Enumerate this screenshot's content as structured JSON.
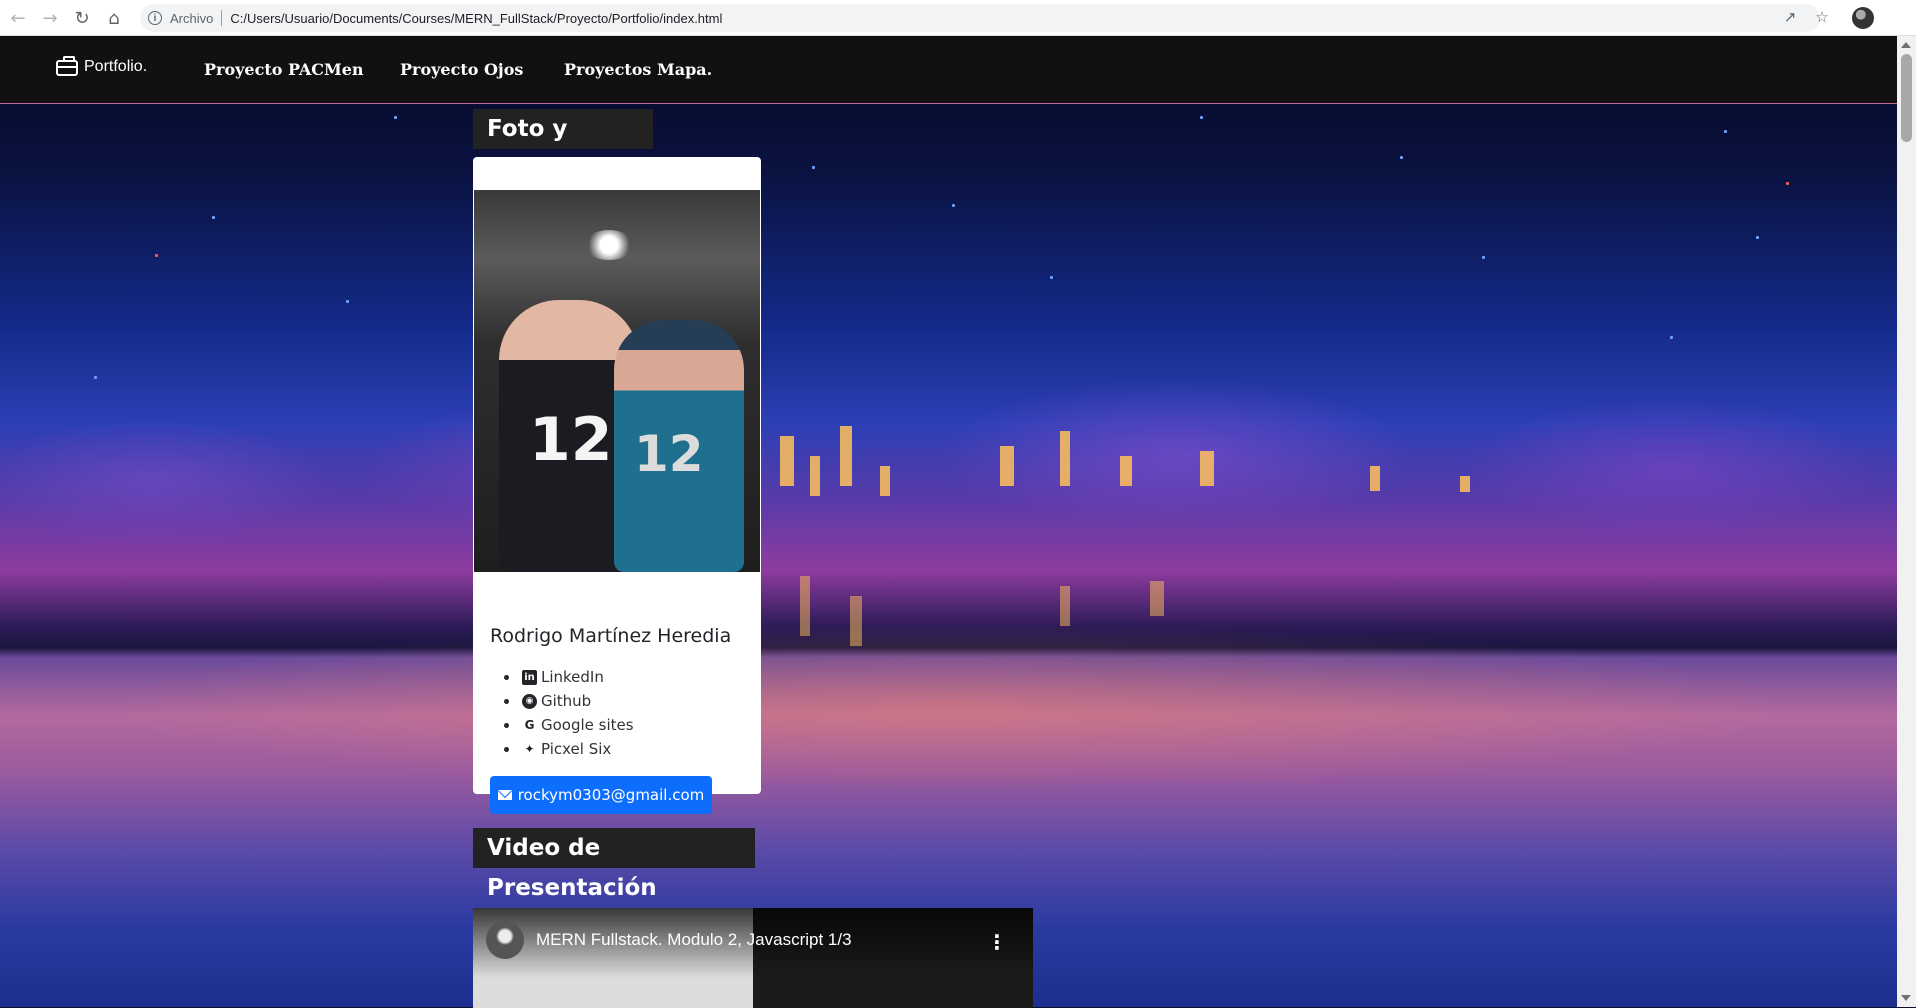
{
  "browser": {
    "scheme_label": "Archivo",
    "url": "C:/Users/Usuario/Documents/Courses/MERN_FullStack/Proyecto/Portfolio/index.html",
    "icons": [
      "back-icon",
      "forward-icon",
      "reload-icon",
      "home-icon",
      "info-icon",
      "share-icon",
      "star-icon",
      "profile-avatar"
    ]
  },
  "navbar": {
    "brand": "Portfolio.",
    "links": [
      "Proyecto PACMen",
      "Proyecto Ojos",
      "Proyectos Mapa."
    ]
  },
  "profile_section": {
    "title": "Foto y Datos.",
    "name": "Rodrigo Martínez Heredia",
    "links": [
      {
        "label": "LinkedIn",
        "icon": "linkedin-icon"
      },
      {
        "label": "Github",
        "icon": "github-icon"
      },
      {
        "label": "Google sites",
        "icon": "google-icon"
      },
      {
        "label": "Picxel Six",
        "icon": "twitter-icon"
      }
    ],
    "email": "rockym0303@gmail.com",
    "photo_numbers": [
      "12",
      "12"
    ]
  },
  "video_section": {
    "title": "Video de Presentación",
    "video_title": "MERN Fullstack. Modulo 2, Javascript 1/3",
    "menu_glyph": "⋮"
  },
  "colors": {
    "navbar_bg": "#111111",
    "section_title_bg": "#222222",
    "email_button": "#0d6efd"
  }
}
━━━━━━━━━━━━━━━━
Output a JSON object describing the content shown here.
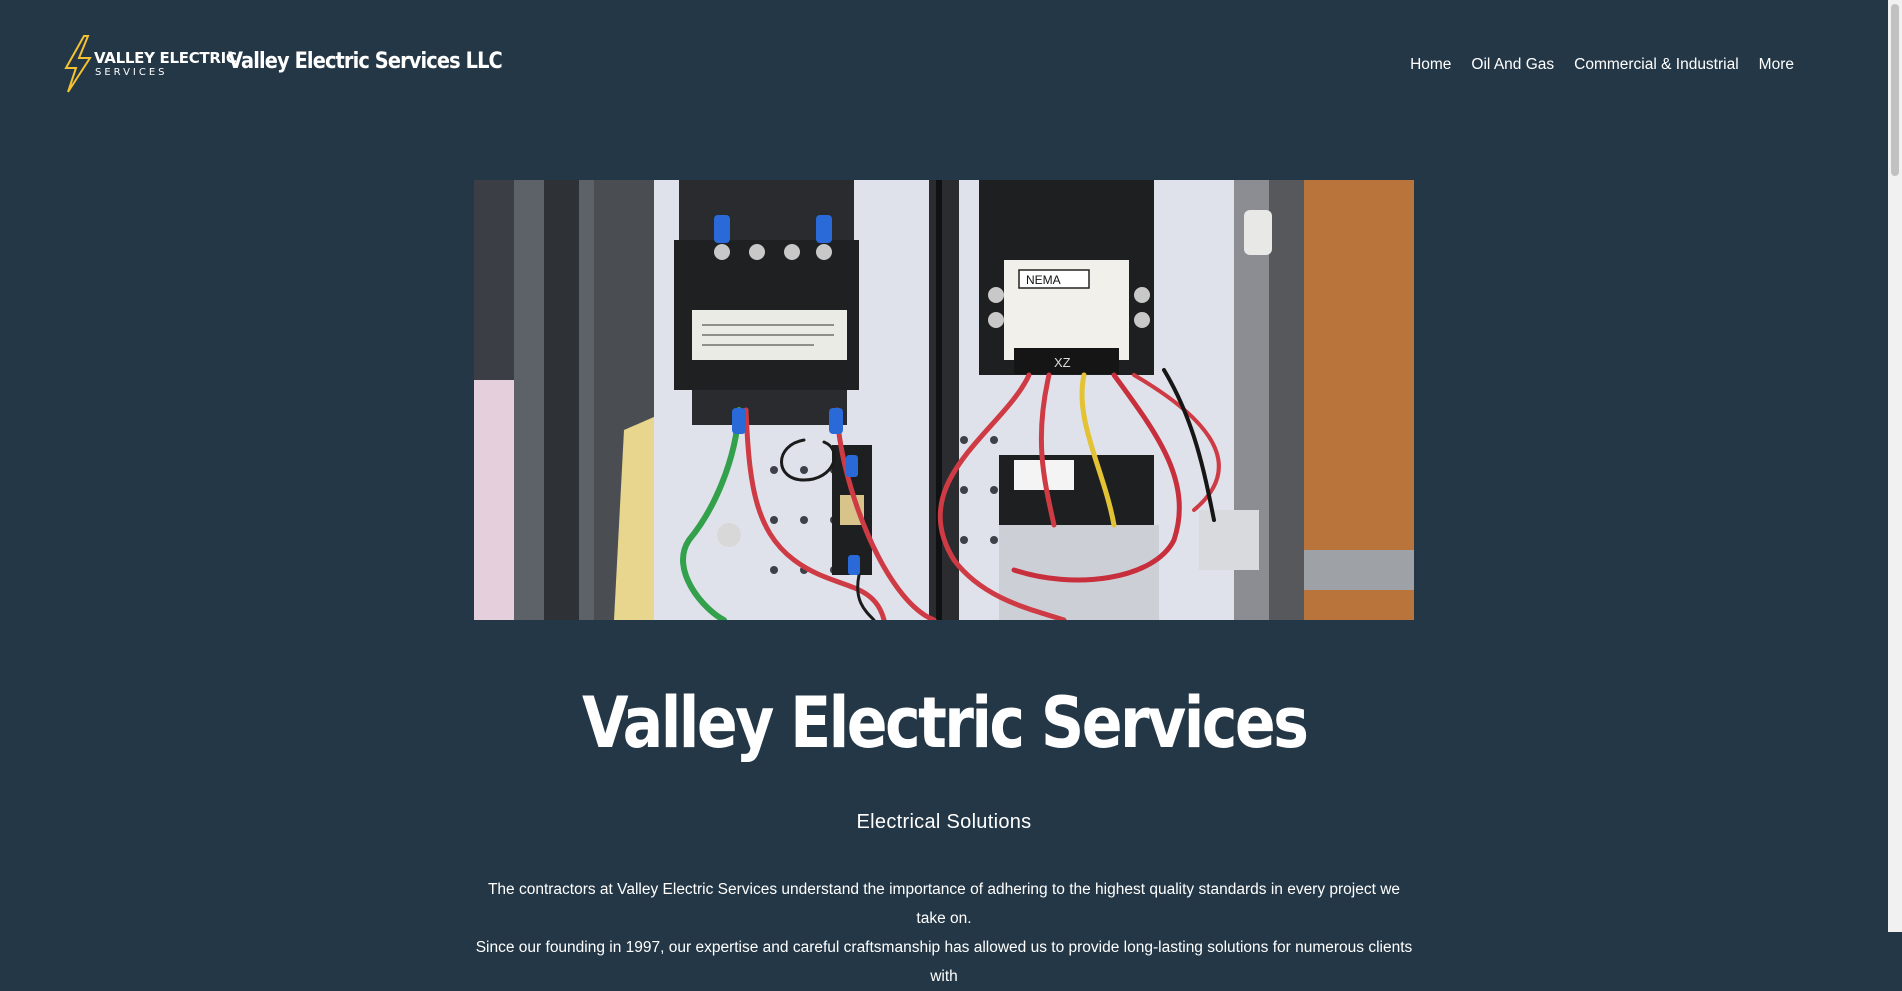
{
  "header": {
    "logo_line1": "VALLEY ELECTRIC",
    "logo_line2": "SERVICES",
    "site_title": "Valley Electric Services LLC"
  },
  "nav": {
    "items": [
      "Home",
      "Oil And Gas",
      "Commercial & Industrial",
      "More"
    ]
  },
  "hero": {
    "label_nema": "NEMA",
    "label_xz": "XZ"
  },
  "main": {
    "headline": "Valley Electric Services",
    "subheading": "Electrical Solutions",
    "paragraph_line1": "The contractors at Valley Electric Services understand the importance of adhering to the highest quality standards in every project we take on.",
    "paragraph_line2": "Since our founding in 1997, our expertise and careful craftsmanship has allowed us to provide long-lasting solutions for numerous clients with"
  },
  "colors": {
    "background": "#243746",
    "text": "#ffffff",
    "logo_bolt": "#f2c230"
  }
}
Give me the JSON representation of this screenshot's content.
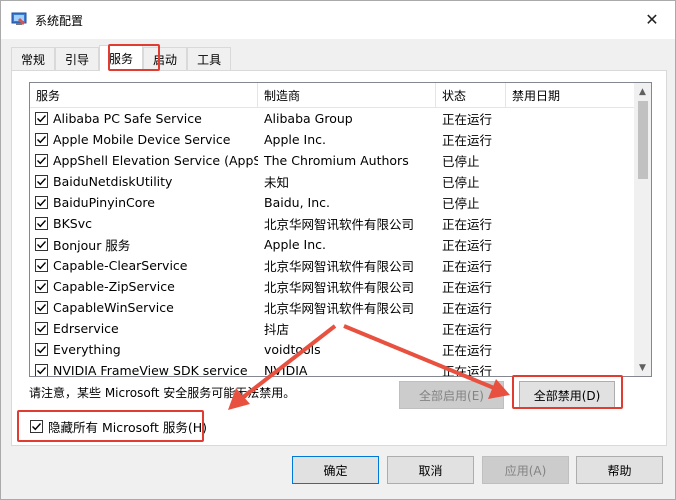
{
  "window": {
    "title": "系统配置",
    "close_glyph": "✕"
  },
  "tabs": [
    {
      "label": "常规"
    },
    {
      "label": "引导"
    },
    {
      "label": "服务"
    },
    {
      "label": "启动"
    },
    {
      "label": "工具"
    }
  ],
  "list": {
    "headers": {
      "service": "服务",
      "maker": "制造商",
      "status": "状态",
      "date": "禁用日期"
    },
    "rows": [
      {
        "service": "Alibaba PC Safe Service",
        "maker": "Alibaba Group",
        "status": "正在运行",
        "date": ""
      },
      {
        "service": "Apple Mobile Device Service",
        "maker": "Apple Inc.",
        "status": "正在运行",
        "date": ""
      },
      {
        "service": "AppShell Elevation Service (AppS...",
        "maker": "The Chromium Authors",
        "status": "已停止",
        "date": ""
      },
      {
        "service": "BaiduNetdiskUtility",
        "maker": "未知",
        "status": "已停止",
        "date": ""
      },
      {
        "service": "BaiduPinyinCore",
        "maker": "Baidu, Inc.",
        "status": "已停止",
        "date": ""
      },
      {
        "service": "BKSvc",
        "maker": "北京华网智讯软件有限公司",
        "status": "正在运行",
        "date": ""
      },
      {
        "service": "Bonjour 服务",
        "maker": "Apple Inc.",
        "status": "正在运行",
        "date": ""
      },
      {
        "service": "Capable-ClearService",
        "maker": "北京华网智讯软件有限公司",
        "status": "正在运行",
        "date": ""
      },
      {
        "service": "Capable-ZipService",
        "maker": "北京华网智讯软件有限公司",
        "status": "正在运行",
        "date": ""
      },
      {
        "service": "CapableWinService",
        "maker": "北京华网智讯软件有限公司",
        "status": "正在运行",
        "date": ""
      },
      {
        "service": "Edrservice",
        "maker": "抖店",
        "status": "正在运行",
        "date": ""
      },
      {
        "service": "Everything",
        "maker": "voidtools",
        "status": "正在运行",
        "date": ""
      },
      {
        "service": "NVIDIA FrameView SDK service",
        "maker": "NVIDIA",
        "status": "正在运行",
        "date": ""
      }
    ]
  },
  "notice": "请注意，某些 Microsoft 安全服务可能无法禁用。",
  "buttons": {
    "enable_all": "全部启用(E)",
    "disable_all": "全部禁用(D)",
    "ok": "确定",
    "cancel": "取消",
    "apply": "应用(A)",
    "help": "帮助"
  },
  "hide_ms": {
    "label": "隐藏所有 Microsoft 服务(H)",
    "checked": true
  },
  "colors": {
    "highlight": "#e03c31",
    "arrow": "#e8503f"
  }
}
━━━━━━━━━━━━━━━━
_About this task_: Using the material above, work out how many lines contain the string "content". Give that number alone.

_Answer box_: 3